Gentle nutrition tools to help with PCOS carbohydrate cravings may include pairing fats and protein with carbohydrates for the majority of meals and snacks to help slow down the release of glucose into the bloodstream. Spreading your meals throughout the day and swapping white carbohydrates for brown may also improve your carbohydrate cravings.
Remember, gentle nutrition is all about curiosity, not judgement – find what works for you and be kind to yourself throughout the process!
Managing insulin resistance
As many people with PCOS experience insulin resistance, it’s unsurprising that people think they have to diet or cut carbohydrates out completely to improve their symptoms.
But, there is another way! Insulin resistance can be improved through gentle nutrition strategies as we mentioned above, as well as through movement, medication and supplements like inositol. Read more about managing insulin resistance in our dedicated article.
How can I start eating intuitively?
Intuitive eating is a lifelong journey and process. Diet culture has probably been a focus for the majority of your life so breaking free from restriction will take time. But there are various things you can do to start eating intuitively.
Give yourself permission to eat all foods
Giving yourself permission to eat all foods may feel scary. Breaking away from the black-or-white approach to labelling foods as “good” or “bad” and removing the morality to food can help you break away from dieting and restriction.
Break up with diet tools
Throw away those scales and delete MyFitnessPal, let’s move away from diet tools that keep us relying on external tools to validate our worth.
Remove the influences that encourage restriction, calorie counting, body checking and dieting. Fill your social media feed with people of all body shapes and sizes who are living their life authentically and to the fullest.
Invest in education
Intuitive eating is a skill we can develop and a tool that will last us a lifetime. Investing in educational tools like our book Eating Intuitively for PCOS can help guide you on your journey to food freedom.

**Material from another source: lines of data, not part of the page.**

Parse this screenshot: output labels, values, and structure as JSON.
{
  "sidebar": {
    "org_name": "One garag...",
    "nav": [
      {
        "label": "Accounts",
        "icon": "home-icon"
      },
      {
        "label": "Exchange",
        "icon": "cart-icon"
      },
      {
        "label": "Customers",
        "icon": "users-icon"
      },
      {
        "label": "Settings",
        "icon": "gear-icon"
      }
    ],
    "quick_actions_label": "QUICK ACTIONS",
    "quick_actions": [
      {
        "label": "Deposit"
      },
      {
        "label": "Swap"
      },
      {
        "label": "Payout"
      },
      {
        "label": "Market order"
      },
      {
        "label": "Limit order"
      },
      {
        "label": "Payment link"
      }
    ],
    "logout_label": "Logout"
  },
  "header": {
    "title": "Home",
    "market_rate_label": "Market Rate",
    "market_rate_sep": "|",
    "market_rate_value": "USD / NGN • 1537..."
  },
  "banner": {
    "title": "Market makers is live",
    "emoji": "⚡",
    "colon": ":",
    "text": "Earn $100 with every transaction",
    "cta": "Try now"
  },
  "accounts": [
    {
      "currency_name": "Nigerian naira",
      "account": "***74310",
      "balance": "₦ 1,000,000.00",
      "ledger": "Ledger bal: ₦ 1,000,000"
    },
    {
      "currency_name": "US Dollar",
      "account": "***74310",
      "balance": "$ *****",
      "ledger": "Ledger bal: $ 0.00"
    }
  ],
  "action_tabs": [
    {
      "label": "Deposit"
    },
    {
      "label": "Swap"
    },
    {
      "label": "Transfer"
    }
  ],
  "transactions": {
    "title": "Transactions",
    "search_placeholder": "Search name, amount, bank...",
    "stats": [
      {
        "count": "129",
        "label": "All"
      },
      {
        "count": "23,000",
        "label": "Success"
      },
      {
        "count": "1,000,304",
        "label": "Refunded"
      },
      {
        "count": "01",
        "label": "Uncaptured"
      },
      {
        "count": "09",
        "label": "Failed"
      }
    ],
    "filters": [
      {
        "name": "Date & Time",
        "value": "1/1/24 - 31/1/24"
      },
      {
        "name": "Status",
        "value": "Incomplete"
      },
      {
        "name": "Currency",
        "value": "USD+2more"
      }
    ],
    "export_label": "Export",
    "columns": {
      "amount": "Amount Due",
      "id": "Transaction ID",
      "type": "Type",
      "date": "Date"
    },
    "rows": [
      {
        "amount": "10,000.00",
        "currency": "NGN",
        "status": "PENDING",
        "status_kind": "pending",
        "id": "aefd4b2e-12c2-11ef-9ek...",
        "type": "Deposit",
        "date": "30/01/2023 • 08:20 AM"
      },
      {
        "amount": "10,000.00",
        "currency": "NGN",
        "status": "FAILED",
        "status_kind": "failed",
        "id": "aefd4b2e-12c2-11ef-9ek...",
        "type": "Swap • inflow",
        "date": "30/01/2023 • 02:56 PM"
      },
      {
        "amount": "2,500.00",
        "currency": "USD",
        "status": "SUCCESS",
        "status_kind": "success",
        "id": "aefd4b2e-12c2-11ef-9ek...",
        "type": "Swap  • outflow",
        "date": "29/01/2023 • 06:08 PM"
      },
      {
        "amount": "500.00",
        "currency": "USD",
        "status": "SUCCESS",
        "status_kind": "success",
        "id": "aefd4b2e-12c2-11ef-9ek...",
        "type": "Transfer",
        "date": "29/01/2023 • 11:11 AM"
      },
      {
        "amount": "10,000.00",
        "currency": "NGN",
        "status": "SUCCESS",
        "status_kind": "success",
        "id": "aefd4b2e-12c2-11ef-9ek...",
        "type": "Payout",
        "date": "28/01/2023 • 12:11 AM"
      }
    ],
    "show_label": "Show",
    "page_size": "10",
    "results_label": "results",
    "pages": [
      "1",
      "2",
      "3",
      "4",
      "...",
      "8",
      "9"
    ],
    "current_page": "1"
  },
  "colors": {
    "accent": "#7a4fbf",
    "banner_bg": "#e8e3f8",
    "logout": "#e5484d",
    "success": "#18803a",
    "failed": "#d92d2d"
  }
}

Work with a non-diet professional
You may prefer to have bespoke, tailored support to support you on your intuitive eating journey as well as help you manage your unique PCOS symptoms. Check out our directory of PCOS providers and gain access to a database of PCOS pros.
Key takeaways: PCOS and intuitive eating
Intuitive eating if you have PCOS is possible. You may need to be more aware of the gentle nutrition principle and be conscious of finding ways to eat that help with carbohydrate cravings and insulin resistance. Reading relevant books on PCOS and intuitive eating or working with a non-diet PCOS professional may help you on your intuitive eating journey.
Founder and Editor | Registered Associate Nutritionist
Founder of Be The Collective LTD [The PCOS Collective & The Endo Collective] Alex Okell ANutr is a London-based reproductive health nutritionist with experience in research, private practice and digital media. She holds a Master’s degree in Nutrition from King’s College London and has co-authored papers with the University of Cambridge, King’s College London, The Food Foundation and the Food Standards Agency. Alex offers 1:1 PCOS support in our virtual PCOS clinic.